The input:
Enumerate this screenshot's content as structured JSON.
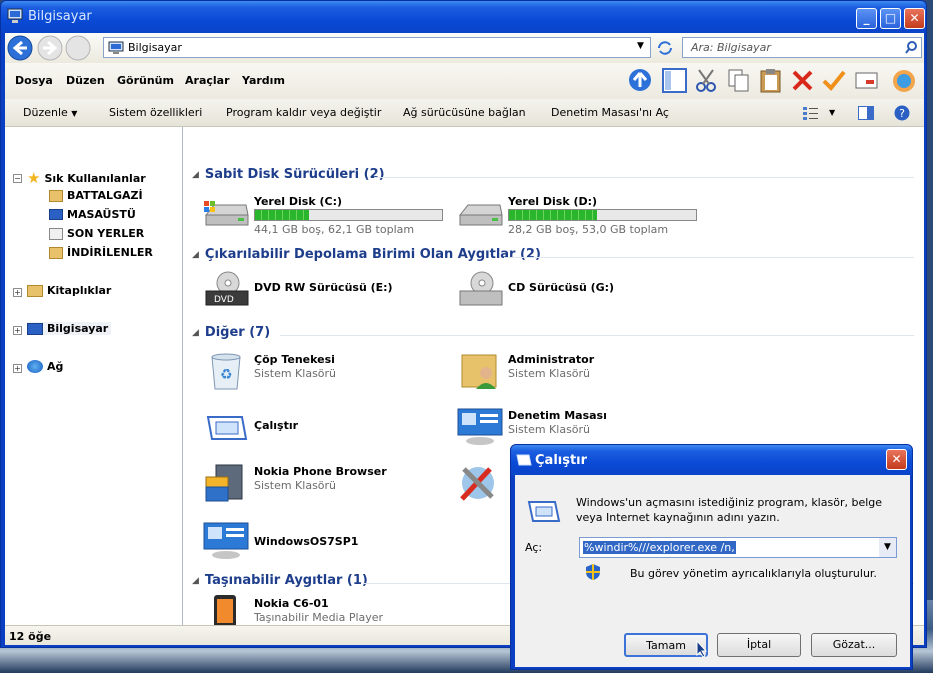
{
  "window": {
    "title": "Bilgisayar"
  },
  "address": {
    "path": "Bilgisayar",
    "search_placeholder": "Ara: Bilgisayar"
  },
  "menu": [
    "Dosya",
    "Düzen",
    "Görünüm",
    "Araçlar",
    "Yardım"
  ],
  "commands": {
    "organize": "Düzenle",
    "system": "Sistem özellikleri",
    "uninstall": "Program kaldır veya değiştir",
    "map_drive": "Ağ sürücüsüne bağlan",
    "control_panel": "Denetim Masası'nı Aç"
  },
  "nav": {
    "favorites": "Sık Kullanılanlar",
    "fav_items": [
      "BATTALGAZİ",
      "MASAÜSTÜ",
      "SON YERLER",
      "İNDİRİLENLER"
    ],
    "libraries": "Kitaplıklar",
    "computer": "Bilgisayar",
    "network": "Ağ"
  },
  "groups": {
    "hdd": "Sabit Disk Sürücüleri (2)",
    "removable": "Çıkarılabilir Depolama Birimi Olan Aygıtlar (2)",
    "other": "Diğer (7)",
    "portable": "Taşınabilir Aygıtlar (1)"
  },
  "drives": [
    {
      "name": "Yerel Disk (C:)",
      "info": "44,1 GB boş, 62,1 GB toplam",
      "used_fraction": 0.29
    },
    {
      "name": "Yerel Disk (D:)",
      "info": "28,2 GB boş, 53,0 GB toplam",
      "used_fraction": 0.47
    }
  ],
  "removables": [
    {
      "name": "DVD RW Sürücüsü (E:)",
      "badge": "DVD"
    },
    {
      "name": "CD Sürücüsü (G:)"
    }
  ],
  "others": [
    {
      "name": "Çöp Tenekesi",
      "sub": "Sistem Klasörü"
    },
    {
      "name": "Administrator",
      "sub": "Sistem Klasörü"
    },
    {
      "name": "Çalıştır",
      "sub": ""
    },
    {
      "name": "Denetim Masası",
      "sub": "Sistem Klasörü"
    },
    {
      "name": "Nokia Phone Browser",
      "sub": "Sistem Klasörü"
    },
    {
      "name": "WindowsOS7SP1",
      "sub": ""
    }
  ],
  "portable": [
    {
      "name": "Nokia C6-01",
      "sub": "Taşınabilir Media Player"
    }
  ],
  "status": "12 öğe",
  "run_dialog": {
    "title": "Çalıştır",
    "description": "Windows'un açmasını istediğiniz program, klasör, belge veya Internet kaynağının adını yazın.",
    "open_label": "Aç:",
    "input_value": "%windir%///explorer.exe /n,",
    "admin_note": "Bu görev yönetim ayrıcalıklarıyla oluşturulur.",
    "ok": "Tamam",
    "cancel": "İptal",
    "browse": "Gözat..."
  }
}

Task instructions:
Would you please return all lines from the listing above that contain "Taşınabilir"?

Output for this task:
    "portable": "Taşınabilir Aygıtlar (1)"
      "sub": "Taşınabilir Media Player"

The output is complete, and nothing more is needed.